Board OKs budget, no raises for non-union workers
Ottawa County’s 2013 budget passed without any raises included for non-union workers but the county prosecutor says he’s not ready to give up the fight.
Prosecutor Mark Mulligan made a plea to commissioners in late November on behalf of the employees. For the sake of morale, he reasoned, commissioners needed to consider raises for non-union workers under the courthouse umbrella. Those workers haven’t had raises in four years.
Days before the new year, the commissioners made it a fifth year without raises.
Commissioners Steve Arndt, Jim Sass and Mark Stahl unanimously passed an $81.62 million budget, including construction projects and debt reduction. Of that, $13.85 million is dedicated to the general fund for daily operations.
The general fund amount is $650,000 less than what was appropriated for 2012, according to County Administrator Dennis Jensen.
Revenue for the year is figured at $14.039 million Expenses as they are estimated today will run about $13.84 million Jensen said, leaving a cushion of about $194,000.
The three largest department budgets fell to the sheriff’s office ($4.5 million), the municipal court ($728,105) and buildings and grounds ($658,001).
Commissioners also set aside $1.8 million for courthouse maintenance to cover projects at the main courthouse on Madison Street in Port Clinton as well as the municipal court building on East Perry Street. Some of the upgrades include parking lot renovations as well as heating and cooling system revamps.
The slim budget barely covers operations and “We don’t feel there’s room for raises,” Sass said.

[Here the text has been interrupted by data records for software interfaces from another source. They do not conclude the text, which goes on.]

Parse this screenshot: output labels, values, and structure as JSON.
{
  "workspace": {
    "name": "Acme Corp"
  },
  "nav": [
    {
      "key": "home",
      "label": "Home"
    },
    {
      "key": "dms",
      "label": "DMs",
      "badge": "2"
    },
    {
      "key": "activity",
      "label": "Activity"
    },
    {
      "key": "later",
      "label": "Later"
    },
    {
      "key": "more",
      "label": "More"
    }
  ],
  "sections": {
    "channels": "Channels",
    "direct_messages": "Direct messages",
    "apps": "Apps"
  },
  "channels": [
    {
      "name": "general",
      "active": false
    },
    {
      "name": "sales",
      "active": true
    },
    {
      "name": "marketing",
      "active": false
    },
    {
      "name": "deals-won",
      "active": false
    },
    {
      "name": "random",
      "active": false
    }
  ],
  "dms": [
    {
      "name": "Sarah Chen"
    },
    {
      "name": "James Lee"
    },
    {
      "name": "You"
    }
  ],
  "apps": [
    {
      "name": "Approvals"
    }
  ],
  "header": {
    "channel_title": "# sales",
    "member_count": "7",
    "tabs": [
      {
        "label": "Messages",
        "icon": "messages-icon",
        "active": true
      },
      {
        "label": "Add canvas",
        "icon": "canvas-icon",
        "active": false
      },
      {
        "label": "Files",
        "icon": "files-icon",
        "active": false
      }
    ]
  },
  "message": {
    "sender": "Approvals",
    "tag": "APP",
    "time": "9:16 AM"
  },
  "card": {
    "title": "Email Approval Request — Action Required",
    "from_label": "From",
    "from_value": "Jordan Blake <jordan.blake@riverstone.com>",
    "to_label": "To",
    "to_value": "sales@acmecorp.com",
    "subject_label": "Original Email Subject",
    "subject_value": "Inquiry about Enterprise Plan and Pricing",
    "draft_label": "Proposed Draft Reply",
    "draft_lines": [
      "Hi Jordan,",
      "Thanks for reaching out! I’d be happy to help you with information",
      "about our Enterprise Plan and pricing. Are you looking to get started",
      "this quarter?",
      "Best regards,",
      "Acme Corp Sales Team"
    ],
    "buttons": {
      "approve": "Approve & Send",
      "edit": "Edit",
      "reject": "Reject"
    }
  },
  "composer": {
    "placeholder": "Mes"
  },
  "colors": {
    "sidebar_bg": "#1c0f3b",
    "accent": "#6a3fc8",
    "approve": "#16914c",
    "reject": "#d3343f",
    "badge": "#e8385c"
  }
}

But Mulligan had offered commissioners an option. He had freed up money in his budget ($15,000 from the Furtherance of Justice Fund and another $23,000 from the elimination of a part-time position) and had offered it to commissioners. The gesture, he suggested in November, could be used for one-time bonuses for those employees.

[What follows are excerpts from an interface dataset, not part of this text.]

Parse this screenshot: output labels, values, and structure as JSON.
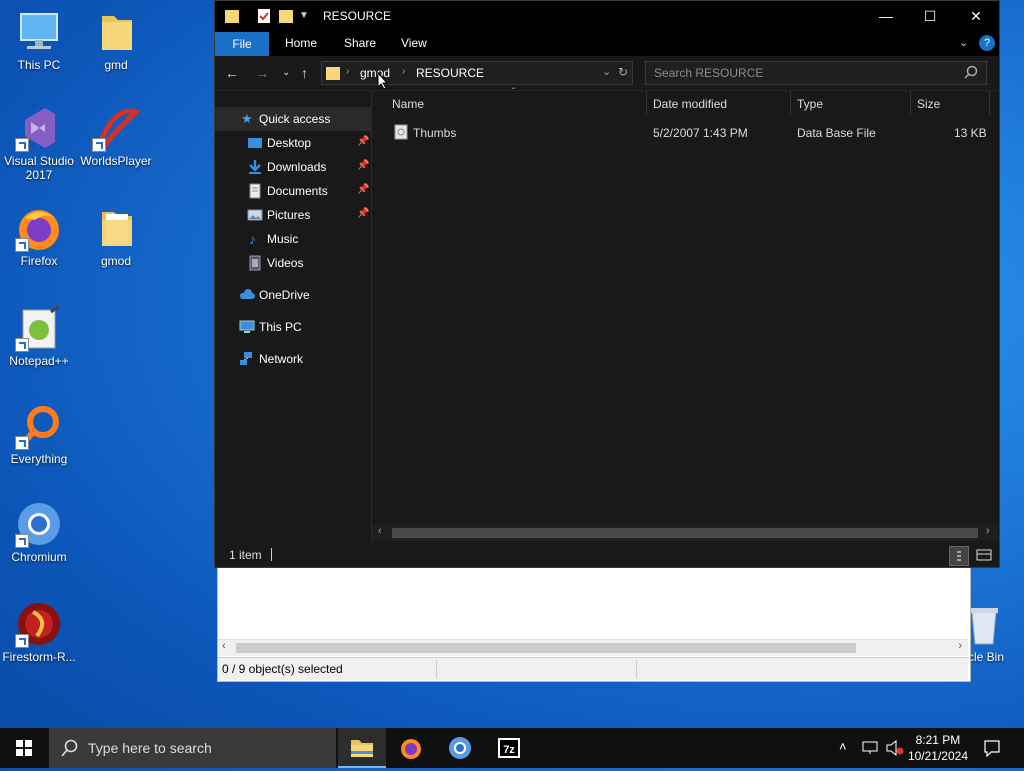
{
  "desktop": {
    "icons": [
      {
        "label": "This PC"
      },
      {
        "label": "gmd"
      },
      {
        "label": "Visual Studio 2017"
      },
      {
        "label": "WorldsPlayer"
      },
      {
        "label": "Firefox"
      },
      {
        "label": "gmod"
      },
      {
        "label": "Notepad++"
      },
      {
        "label": "Everything"
      },
      {
        "label": "Chromium"
      },
      {
        "label": "Firestorm-R..."
      },
      {
        "label": "cle Bin"
      }
    ]
  },
  "back_window": {
    "status": "0 / 9 object(s) selected"
  },
  "explorer": {
    "title": "RESOURCE",
    "ribbon_tabs": [
      "File",
      "Home",
      "Share",
      "View"
    ],
    "breadcrumb": [
      "gmod",
      "RESOURCE"
    ],
    "search_placeholder": "Search RESOURCE",
    "nav": {
      "quick_access": "Quick access",
      "items": [
        "Desktop",
        "Downloads",
        "Documents",
        "Pictures",
        "Music",
        "Videos"
      ],
      "onedrive": "OneDrive",
      "thispc": "This PC",
      "network": "Network"
    },
    "columns": [
      "Name",
      "Date modified",
      "Type",
      "Size"
    ],
    "rows": [
      {
        "name": "Thumbs",
        "date": "5/2/2007 1:43 PM",
        "type": "Data Base File",
        "size": "13 KB"
      }
    ],
    "status": "1 item"
  },
  "taskbar": {
    "search_placeholder": "Type here to search",
    "time": "8:21 PM",
    "date": "10/21/2024"
  },
  "colors": {
    "accent": "#1a6fc7",
    "explorer_bg": "#191919",
    "titlebar": "#000000"
  }
}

Sass said no bonuses were discussed prior to passing the budget.
Mulligan isn’t willing to let the issue drop though, he said Tuesday. And he said he was surprised commissioners would not even consider the alternative.
He and other department heads learned there would be no raises when the commissioners passed the budget Dec. 27.
Days later, however, the board underwent a change. Former Ottawa County Auditor Jo Ellen Regal replaced Mark Stahl, who she unseated in the November election.
Mulligan said he did not want address the new board as it settled in the first week of January.
Still, he’s not planning to shy away from the issue.
“I expect to be talking to them this month and get some action on it for the employees of the county,” Mulligan said.
The commissioners will likely also be spending lots of time with the prosecutor in the next few months regarding another major issue.
The board must determine what to do about the quarter percent sales tax increase enacted in July 2010, Jensen said. The tax, which has brought in about $2.8 million, expires in June, with the last of its receipts expected to flow into county coffers in September.
Basically, the board will explore the legal avenues of whether to extend the sales tax as an emergency or attempt to make it permanent, Jensen said.
The scenarios include:
• The commissioners could pass a resolution to make the quarter percent sales tax permanent and then wait out the 30-day window for a possible referendum filing. Commissioner would also be required to hold a public hearing.
• The board could pass the sales tax as an emergency for the next three years, which requires a unanimous vote. Commissioners must also state the reason for the emergency. Again, a public meeting would be necessary to explain the option
• The board could adopt a resolution directing the board of elections to put a permanent sales tax question on the next election ballot
• And finally, the board could direct the board of elections to put the tax question on the ballot as emergency legislation to let voters decide.